Your task -
Lines with the word "active" are the ones wanted. Copy each of them from the entries below.

Entries shown -

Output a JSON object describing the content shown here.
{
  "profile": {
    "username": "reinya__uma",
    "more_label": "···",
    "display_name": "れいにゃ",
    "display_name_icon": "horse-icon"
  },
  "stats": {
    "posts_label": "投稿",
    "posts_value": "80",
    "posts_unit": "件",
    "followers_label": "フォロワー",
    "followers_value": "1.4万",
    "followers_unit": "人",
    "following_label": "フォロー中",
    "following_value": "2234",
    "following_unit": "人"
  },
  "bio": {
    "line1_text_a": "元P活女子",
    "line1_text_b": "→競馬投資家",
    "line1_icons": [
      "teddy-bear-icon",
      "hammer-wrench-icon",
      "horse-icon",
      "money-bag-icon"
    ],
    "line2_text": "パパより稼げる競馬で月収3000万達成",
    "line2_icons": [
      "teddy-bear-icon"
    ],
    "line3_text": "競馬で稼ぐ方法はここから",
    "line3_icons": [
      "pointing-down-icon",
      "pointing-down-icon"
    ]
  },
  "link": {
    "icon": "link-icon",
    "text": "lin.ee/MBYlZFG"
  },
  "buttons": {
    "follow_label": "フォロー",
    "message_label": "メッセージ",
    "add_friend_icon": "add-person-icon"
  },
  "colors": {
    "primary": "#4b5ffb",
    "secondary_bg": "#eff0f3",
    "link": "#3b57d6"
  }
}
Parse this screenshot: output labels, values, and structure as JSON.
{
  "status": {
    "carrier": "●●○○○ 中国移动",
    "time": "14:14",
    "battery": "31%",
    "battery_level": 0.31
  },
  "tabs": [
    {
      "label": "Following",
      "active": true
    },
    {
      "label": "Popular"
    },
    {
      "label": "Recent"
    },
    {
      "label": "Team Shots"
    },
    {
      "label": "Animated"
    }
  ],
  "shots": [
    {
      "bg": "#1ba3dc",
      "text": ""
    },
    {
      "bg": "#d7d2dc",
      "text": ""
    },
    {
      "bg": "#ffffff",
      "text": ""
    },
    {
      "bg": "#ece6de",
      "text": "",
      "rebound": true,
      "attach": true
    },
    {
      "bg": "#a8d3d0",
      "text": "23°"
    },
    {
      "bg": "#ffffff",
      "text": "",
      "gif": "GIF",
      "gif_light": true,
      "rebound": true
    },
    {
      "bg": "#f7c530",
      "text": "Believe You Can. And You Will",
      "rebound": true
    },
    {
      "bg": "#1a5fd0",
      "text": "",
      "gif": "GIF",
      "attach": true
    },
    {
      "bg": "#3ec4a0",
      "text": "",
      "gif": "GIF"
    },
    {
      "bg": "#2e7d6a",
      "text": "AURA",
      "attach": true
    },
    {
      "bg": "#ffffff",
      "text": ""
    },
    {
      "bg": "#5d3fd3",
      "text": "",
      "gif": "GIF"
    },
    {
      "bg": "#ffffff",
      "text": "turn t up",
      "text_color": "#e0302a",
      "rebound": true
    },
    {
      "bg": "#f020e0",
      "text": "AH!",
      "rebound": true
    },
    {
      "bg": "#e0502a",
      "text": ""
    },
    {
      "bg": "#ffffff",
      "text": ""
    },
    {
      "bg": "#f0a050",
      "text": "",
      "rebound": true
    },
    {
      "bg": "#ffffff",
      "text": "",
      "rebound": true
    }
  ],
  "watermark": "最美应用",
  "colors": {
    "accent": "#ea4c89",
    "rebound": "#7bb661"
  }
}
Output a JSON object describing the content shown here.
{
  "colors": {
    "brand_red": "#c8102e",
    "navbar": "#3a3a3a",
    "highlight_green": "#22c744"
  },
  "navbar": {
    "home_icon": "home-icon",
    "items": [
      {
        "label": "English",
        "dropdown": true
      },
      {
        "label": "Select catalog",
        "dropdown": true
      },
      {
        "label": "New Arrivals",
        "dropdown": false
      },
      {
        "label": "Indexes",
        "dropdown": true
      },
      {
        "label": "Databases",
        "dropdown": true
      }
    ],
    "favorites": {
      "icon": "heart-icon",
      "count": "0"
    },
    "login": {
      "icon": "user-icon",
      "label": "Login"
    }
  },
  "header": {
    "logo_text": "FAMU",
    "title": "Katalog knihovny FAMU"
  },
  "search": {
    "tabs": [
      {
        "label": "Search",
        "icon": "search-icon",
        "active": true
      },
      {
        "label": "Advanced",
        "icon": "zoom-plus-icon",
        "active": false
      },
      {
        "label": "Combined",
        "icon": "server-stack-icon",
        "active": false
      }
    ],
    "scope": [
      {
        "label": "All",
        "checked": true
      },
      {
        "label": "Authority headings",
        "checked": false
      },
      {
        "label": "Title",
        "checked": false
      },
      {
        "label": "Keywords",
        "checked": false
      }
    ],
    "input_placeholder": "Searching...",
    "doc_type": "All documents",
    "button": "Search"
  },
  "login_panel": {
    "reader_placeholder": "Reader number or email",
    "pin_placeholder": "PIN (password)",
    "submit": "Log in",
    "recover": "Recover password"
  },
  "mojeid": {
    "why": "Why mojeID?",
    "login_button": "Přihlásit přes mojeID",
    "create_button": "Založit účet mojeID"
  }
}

Output for this task -
      "active": true
        "active": true
        "active": false
        "active": false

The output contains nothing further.